Review Summary: The Hot Rock sees Sleater-Kinney branching out into new directions with their music, setting the stage for later, and better albums, as well as acting as a breakout for Carrie Brownstein as a frontwoman.
Sleater-Kinney had a lot to live up to on The Hot Rock. 2 years earlier, the band had delivered Dig Me Out, their post-Riot Grrrl masterpiece on relationships in crisis. The album was beloved by critics, and rightfully so. The songwriting was top notch, the playing aggressive and in your face but the songs accessible enough and even somewhat catchy enough so as not to alienate the listener. Simply put, it's a stone cold classic.
Like many bands trying to follow a classic, Sleater-Kinney took the wise root and tried not to emulate it and most likely fail, but go for something a little different. The Hot Rock offers a much more melodic, gloomy and introspective sound than the band's previous albums. Does it work? For the most part.
One of the best aspects of The Hot Rock is the emergence of guitarist Carrie Brownstein as a significant vocal force, her softer voice being more well suited to these new songs. The End of You has some great vocals by Carrie during its choruses. The Size of Your Love is a genuinely beautiful ballad featuring some violin that Carrie really shines on. Also throw in the title track and Quarter to Three, two other slower songs that feature Carrie, and it proves to be her breakout album; she's the real star here. At the same time, having two confident vocalists allows Sleater-Kinney to open up on tracks like Burn Don't Freeze and One Song For You which feature separate vocal lines sung by Brownstein and lead vocalist Corin Tucker that overlap each other.
Instrumentation on a whole is more experimental as well. Along with the aforementioned violin, The Hot Rock also features a nicely placed Glockenspiel on Living In Exile among other things. The band calm down their playing, focusing more on melodic lines than power chords to suit the less aggressive songs. It's not their strongest work and I don't think as a band they really peaked until The Woods, their second masterpiece, where every instrumental break is monstrous and momentous, but The Hot Rock is a step in the right direction.
Don't Talk The Line is one track that even ventures into an Indie-ish sort of sound featuring some lo-fi guitar strumming and some more beautiful crooning from Carrie over a Frampton-ish, rotating speaker-infused lead guitar, setting up one of the many classic rock sounds that would begin to make their way into their work before peaking on The Woods. It's different for sure, but probably my favourite song on the album.
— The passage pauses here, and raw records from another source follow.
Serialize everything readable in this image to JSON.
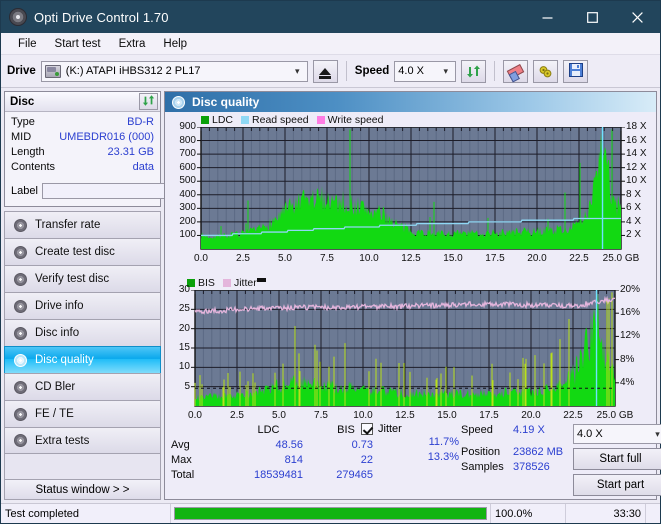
{
  "window": {
    "title": "Opti Drive Control 1.70",
    "icon": "disc-icon",
    "minimize_label": "—",
    "maximize_label": "□",
    "close_label": "✕"
  },
  "menu": {
    "items": [
      "File",
      "Start test",
      "Extra",
      "Help"
    ]
  },
  "toolbar": {
    "drive_label": "Drive",
    "drive_value": "(K:)  ATAPI iHBS312   2 PL17",
    "eject_title": "eject-button",
    "speed_label": "Speed",
    "speed_value": "4.0 X",
    "refresh_title": "refresh-button",
    "erase_title": "erase-button",
    "settings_title": "settings-button",
    "save_title": "save-button"
  },
  "disc_panel": {
    "title": "Disc",
    "refresh_title": "refresh-disc-button",
    "rows": [
      {
        "key": "Type",
        "value": "BD-R"
      },
      {
        "key": "MID",
        "value": "UMEBDR016 (000)"
      },
      {
        "key": "Length",
        "value": "23.31 GB"
      },
      {
        "key": "Contents",
        "value": "data"
      }
    ],
    "label_key": "Label",
    "label_value": "",
    "label_placeholder": ""
  },
  "sidebar": {
    "items": [
      {
        "label": "Transfer rate",
        "active": false
      },
      {
        "label": "Create test disc",
        "active": false
      },
      {
        "label": "Verify test disc",
        "active": false
      },
      {
        "label": "Drive info",
        "active": false
      },
      {
        "label": "Disc info",
        "active": false
      },
      {
        "label": "Disc quality",
        "active": true
      },
      {
        "label": "CD Bler",
        "active": false
      },
      {
        "label": "FE / TE",
        "active": false
      },
      {
        "label": "Extra tests",
        "active": false
      }
    ],
    "status_window_label": "Status window > >"
  },
  "main": {
    "header_title": "Disc quality",
    "header_icon": "disc-quality-icon"
  },
  "stats": {
    "col_headers": [
      "LDC",
      "BIS"
    ],
    "jitter_label": "Jitter",
    "jitter_checked": true,
    "rows": [
      {
        "key": "Avg",
        "ldc": "48.56",
        "bis": "0.73",
        "jitter": "11.7%"
      },
      {
        "key": "Max",
        "ldc": "814",
        "bis": "22",
        "jitter": "13.3%"
      },
      {
        "key": "Total",
        "ldc": "18539481",
        "bis": "279465",
        "jitter": ""
      }
    ],
    "speed_key": "Speed",
    "speed_value": "4.19 X",
    "speed_select": "4.0 X",
    "position_key": "Position",
    "position_value": "23862 MB",
    "samples_key": "Samples",
    "samples_value": "378526",
    "start_full_label": "Start full",
    "start_part_label": "Start part"
  },
  "statusbar": {
    "message": "Test completed",
    "percent_label": "100.0%",
    "progress": 100,
    "time": "33:30"
  },
  "colors": {
    "titlebar": "#22455c",
    "accent_blue": "#2b3fd0",
    "plot_bg": "#6c7a94",
    "ldc_green": "#12d912",
    "bis_green": "#12d912",
    "read_speed": "#8fd8f5",
    "write_speed": "#ff7de3",
    "jitter_pink": "#e4b5dc",
    "progress_green": "#11b411",
    "selection_blue": "#0aa8ec"
  },
  "chart_data": [
    {
      "id": "ldc-chart",
      "type": "area",
      "title": "",
      "xlabel": "25.0 GB",
      "ylabel": "LDC",
      "xlim": [
        0,
        25
      ],
      "xticks": [
        "0.0",
        "2.5",
        "5.0",
        "7.5",
        "10.0",
        "12.5",
        "15.0",
        "17.5",
        "20.0",
        "22.5",
        "25.0 GB"
      ],
      "ylim": [
        0,
        900
      ],
      "yticks": [
        100,
        200,
        300,
        400,
        500,
        600,
        700,
        800,
        900
      ],
      "y2lim": [
        0,
        18
      ],
      "y2ticks": [
        "2 X",
        "4 X",
        "6 X",
        "8 X",
        "10 X",
        "12 X",
        "14 X",
        "16 X",
        "18 X"
      ],
      "grid": true,
      "legend": [
        {
          "name": "LDC",
          "color": "#0aa00a"
        },
        {
          "name": "Read speed",
          "color": "#8fd8f5"
        },
        {
          "name": "Write speed",
          "color": "#ff7de3"
        }
      ],
      "series": [
        {
          "name": "LDC",
          "color": "#12d912",
          "x": [
            0.0,
            0.5,
            1.0,
            1.5,
            2.0,
            2.5,
            3.0,
            3.5,
            4.0,
            4.5,
            5.0,
            5.5,
            6.0,
            6.5,
            7.0,
            7.5,
            8.0,
            8.5,
            9.0,
            9.5,
            10.0,
            10.5,
            11.0,
            11.5,
            12.0,
            12.5,
            13.0,
            13.5,
            14.0,
            14.5,
            15.0,
            15.5,
            16.0,
            16.5,
            17.0,
            17.5,
            18.0,
            18.5,
            19.0,
            19.5,
            20.0,
            20.5,
            21.0,
            21.5,
            22.0,
            22.5,
            23.0,
            23.5,
            24.0,
            24.5
          ],
          "values": [
            95,
            90,
            92,
            95,
            100,
            110,
            120,
            140,
            175,
            215,
            270,
            300,
            330,
            345,
            355,
            360,
            340,
            330,
            315,
            295,
            275,
            255,
            230,
            190,
            150,
            130,
            120,
            115,
            110,
            108,
            108,
            110,
            110,
            112,
            112,
            115,
            115,
            118,
            120,
            122,
            125,
            130,
            135,
            140,
            150,
            170,
            240,
            560,
            820,
            300
          ]
        },
        {
          "name": "Read speed",
          "color": "#8fd8f5",
          "x": [
            0.0,
            2.5,
            5.0,
            7.5,
            10.0,
            12.5,
            15.0,
            17.5,
            20.0,
            22.5,
            24.5
          ],
          "values": [
            1.9,
            2.2,
            2.6,
            3.0,
            3.3,
            3.6,
            3.8,
            4.0,
            4.2,
            4.4,
            4.6
          ]
        },
        {
          "name": "Write speed",
          "color": "#ff7de3",
          "x": [],
          "values": []
        }
      ],
      "cursor_x": 23.9
    },
    {
      "id": "bis-jitter-chart",
      "type": "area",
      "title": "",
      "xlabel": "25.0 GB",
      "ylabel": "BIS",
      "xlim": [
        0,
        25
      ],
      "xticks": [
        "0.0",
        "2.5",
        "5.0",
        "7.5",
        "10.0",
        "12.5",
        "15.0",
        "17.5",
        "20.0",
        "22.5",
        "25.0 GB"
      ],
      "ylim": [
        0,
        30
      ],
      "yticks": [
        5,
        10,
        15,
        20,
        25,
        30
      ],
      "y2lim": [
        0,
        20
      ],
      "y2ticks": [
        "4%",
        "8%",
        "12%",
        "16%",
        "20%"
      ],
      "grid": true,
      "legend": [
        {
          "name": "BIS",
          "color": "#0aa00a"
        },
        {
          "name": "Jitter",
          "color": "#e4b5dc"
        }
      ],
      "series": [
        {
          "name": "BIS",
          "color": "#12d912",
          "x": [
            0.0,
            0.5,
            1.0,
            1.5,
            2.0,
            2.5,
            3.0,
            3.5,
            4.0,
            4.5,
            5.0,
            5.5,
            6.0,
            6.5,
            7.0,
            7.5,
            8.0,
            8.5,
            9.0,
            9.5,
            10.0,
            10.5,
            11.0,
            11.5,
            12.0,
            12.5,
            13.0,
            13.5,
            14.0,
            14.5,
            15.0,
            15.5,
            16.0,
            16.5,
            17.0,
            17.5,
            18.0,
            18.5,
            19.0,
            19.5,
            20.0,
            20.5,
            21.0,
            21.5,
            22.0,
            22.5,
            23.0,
            23.5,
            24.0,
            24.5
          ],
          "values": [
            2.0,
            2.2,
            2.4,
            2.3,
            2.5,
            2.6,
            2.8,
            3.2,
            3.8,
            4.4,
            5.0,
            5.4,
            5.6,
            5.4,
            5.2,
            5.0,
            4.8,
            4.6,
            4.4,
            4.2,
            4.0,
            3.8,
            3.6,
            3.4,
            3.2,
            3.0,
            3.0,
            3.0,
            2.9,
            2.9,
            2.9,
            2.9,
            3.0,
            3.0,
            3.0,
            3.1,
            3.1,
            3.2,
            3.2,
            3.3,
            3.4,
            3.6,
            4.0,
            4.6,
            5.6,
            7.5,
            11.0,
            17.0,
            22.0,
            10.0
          ]
        },
        {
          "name": "Jitter",
          "color": "#e4b5dc",
          "x": [
            0.0,
            2.5,
            5.0,
            7.5,
            10.0,
            12.5,
            15.0,
            17.5,
            20.0,
            22.5,
            24.5
          ],
          "values": [
            16.3,
            16.6,
            16.9,
            17.0,
            17.1,
            17.2,
            17.4,
            17.6,
            17.4,
            17.2,
            18.2
          ]
        }
      ],
      "cursor_x": 23.9
    }
  ]
}
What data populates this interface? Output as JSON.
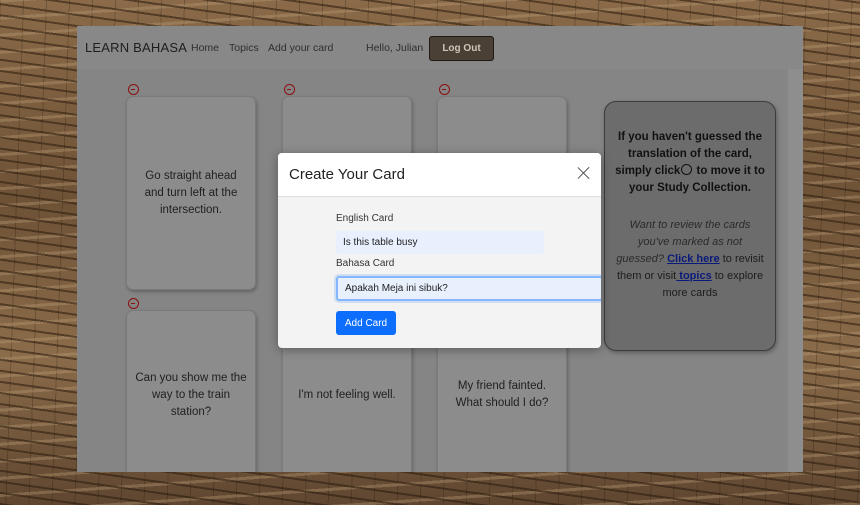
{
  "navbar": {
    "brand": "LEARN BAHASA",
    "links": [
      "Home",
      "Topics",
      "Add your card"
    ],
    "greeting": "Hello, Julian",
    "logout_label": "Log Out"
  },
  "cards": [
    {
      "text": "Go straight ahead and turn left at the intersection."
    },
    {
      "text": ""
    },
    {
      "text": ""
    },
    {
      "text": "Can you show me the way to the train station?"
    },
    {
      "text": "I'm not feeling well."
    },
    {
      "text": "My friend fainted. What should I do?"
    }
  ],
  "info": {
    "head_part1": "If you haven't guessed the translation of the card, simply click",
    "head_part2": " to move it to your Study Collection.",
    "emoji_icon": "frown-face-icon",
    "body_italic": "Want to review the cards you've marked as not guessed?",
    "link_click_here": "Click here",
    "body_mid": " to revisit them or visit",
    "link_topics": " topics",
    "body_end": " to explore more cards"
  },
  "modal": {
    "title": "Create Your Card",
    "english_label": "English Card",
    "english_value": "Is this table busy",
    "bahasa_label": "Bahasa Card",
    "bahasa_value": "Apakah Meja ini sibuk?",
    "submit_label": "Add Card"
  },
  "colors": {
    "primary_button": "#0d6efd",
    "remove_icon": "#8b1010",
    "logout_bg": "#4a4035"
  }
}
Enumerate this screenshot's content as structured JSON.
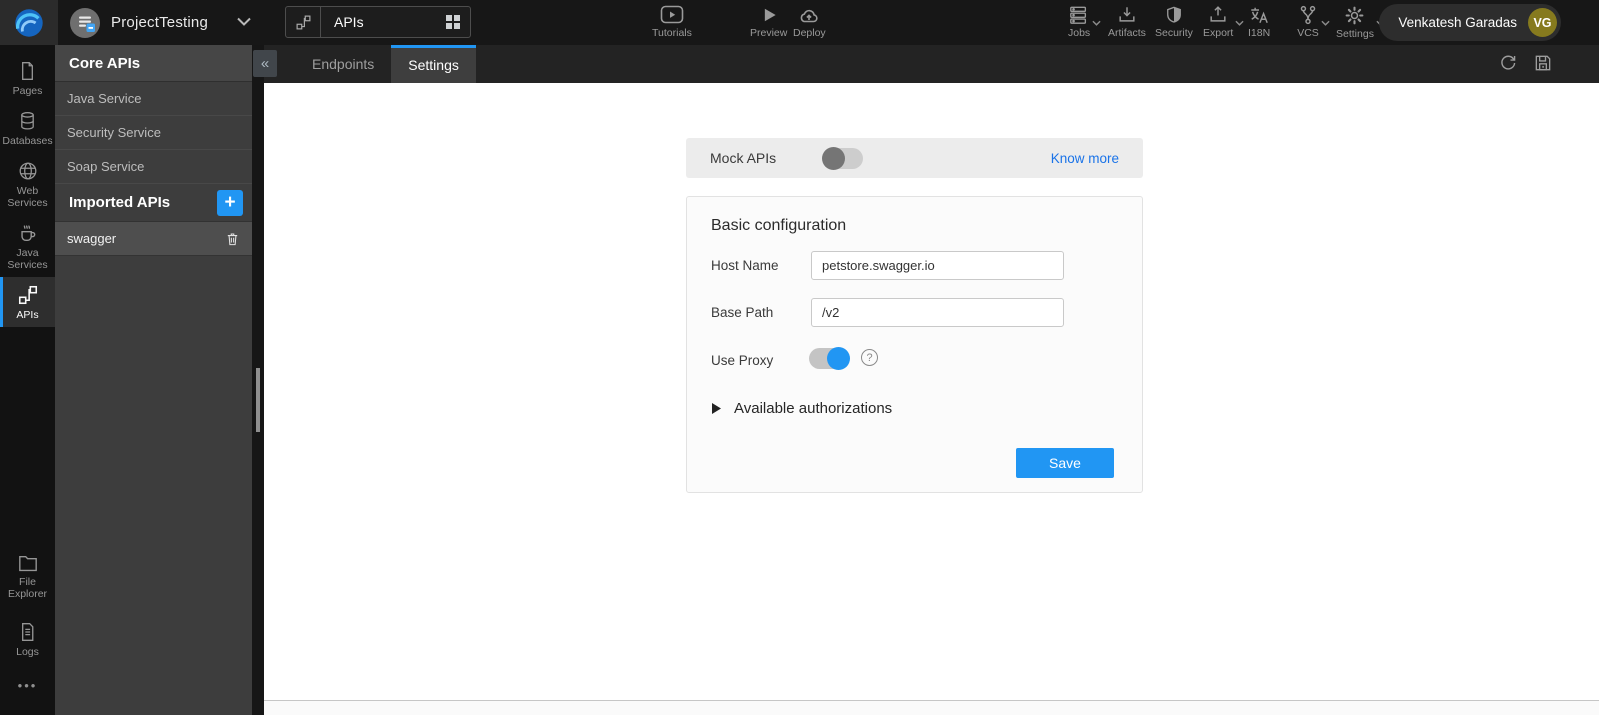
{
  "colors": {
    "accent": "#2196f3",
    "link": "#1a73e8",
    "avatar_bg": "#867a1e",
    "toggle_off_knob": "#757575",
    "sidebar_bg": "#121212",
    "panel_bg": "#3d3d3d",
    "header_bg": "#171717"
  },
  "header": {
    "project": {
      "name": "ProjectTesting"
    },
    "nav_selector": {
      "label": "APIs"
    },
    "center_actions": [
      {
        "label": "Tutorials"
      },
      {
        "label": "Preview"
      },
      {
        "label": "Deploy"
      }
    ],
    "right_actions": [
      {
        "label": "Jobs"
      },
      {
        "label": "Artifacts"
      },
      {
        "label": "Security"
      },
      {
        "label": "Export"
      },
      {
        "label": "I18N"
      },
      {
        "label": "VCS"
      },
      {
        "label": "Settings"
      }
    ],
    "user": {
      "name": "Venkatesh Garadas",
      "initials": "VG"
    }
  },
  "sidebar": {
    "items": [
      {
        "label": "Pages"
      },
      {
        "label": "Databases"
      },
      {
        "label": "Web Services"
      },
      {
        "label": "Java Services"
      },
      {
        "label": "APIs",
        "active": true
      },
      {
        "label": "File Explorer"
      },
      {
        "label": "Logs"
      }
    ],
    "overflow_glyph": "•••"
  },
  "panel": {
    "core_header": "Core APIs",
    "collapse_glyph": "«",
    "core_items": [
      {
        "label": "Java Service"
      },
      {
        "label": "Security Service"
      },
      {
        "label": "Soap Service"
      }
    ],
    "imported_header": "Imported APIs",
    "add_glyph": "+",
    "imported_items": [
      {
        "label": "swagger",
        "selected": true
      }
    ]
  },
  "tabbar": {
    "tabs": [
      {
        "label": "Endpoints"
      },
      {
        "label": "Settings",
        "active": true
      }
    ]
  },
  "content": {
    "mock": {
      "label": "Mock APIs",
      "enabled": false,
      "link": "Know more"
    },
    "config": {
      "title": "Basic configuration",
      "fields": [
        {
          "label": "Host Name",
          "value": "petstore.swagger.io"
        },
        {
          "label": "Base Path",
          "value": "/v2"
        }
      ],
      "proxy": {
        "label": "Use Proxy",
        "enabled": true,
        "help_glyph": "?"
      },
      "authorizations": {
        "label": "Available authorizations"
      },
      "save": "Save"
    }
  }
}
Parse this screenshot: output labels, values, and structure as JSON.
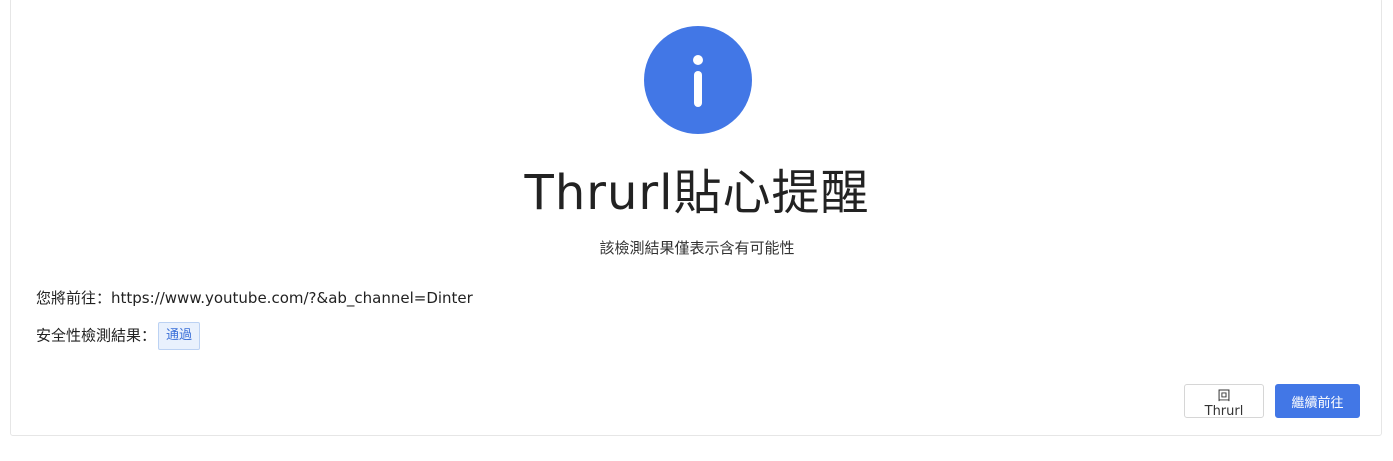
{
  "notice": {
    "icon": "info-icon",
    "title": "Thrurl貼心提醒",
    "subtitle": "該檢測結果僅表示含有可能性"
  },
  "destination": {
    "label": "您將前往：",
    "url": "https://www.youtube.com/?&ab_channel=Dinter"
  },
  "safety": {
    "label": "安全性檢測結果：",
    "result": "通過"
  },
  "actions": {
    "back_label": "回Thrurl",
    "continue_label": "繼續前往"
  },
  "colors": {
    "accent": "#4277e6",
    "badge_text": "#3a6fd8",
    "badge_bg": "#e9f1fd"
  }
}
So is The Hot Rock all soft and mellow? Not at all. Tracks like Living In Exile, Start Together and End of You all offer some frantic, dissonant and noisy guitar freak outs and those same old love-em-or-hate-em Corin Tucker wails. The balance between these tracks and the new ones is really what makes The Hot Rock a great album though. On their own, the songs aren't quite as memorable as those on other Sleater-Kinney albums, 2 or 3 aside, but as a whole every song works nicely together, making The Hot Rock an album that's really better heard as a whole. So, all in all, it's not really Sleater-Kinney's best work, but it's a damn fine album either way and an important work in their oeuvre. It's a must for fans, but for outsiders I would point to either Dig Me Out or The Woods as your gateway Sleater-Kinney album.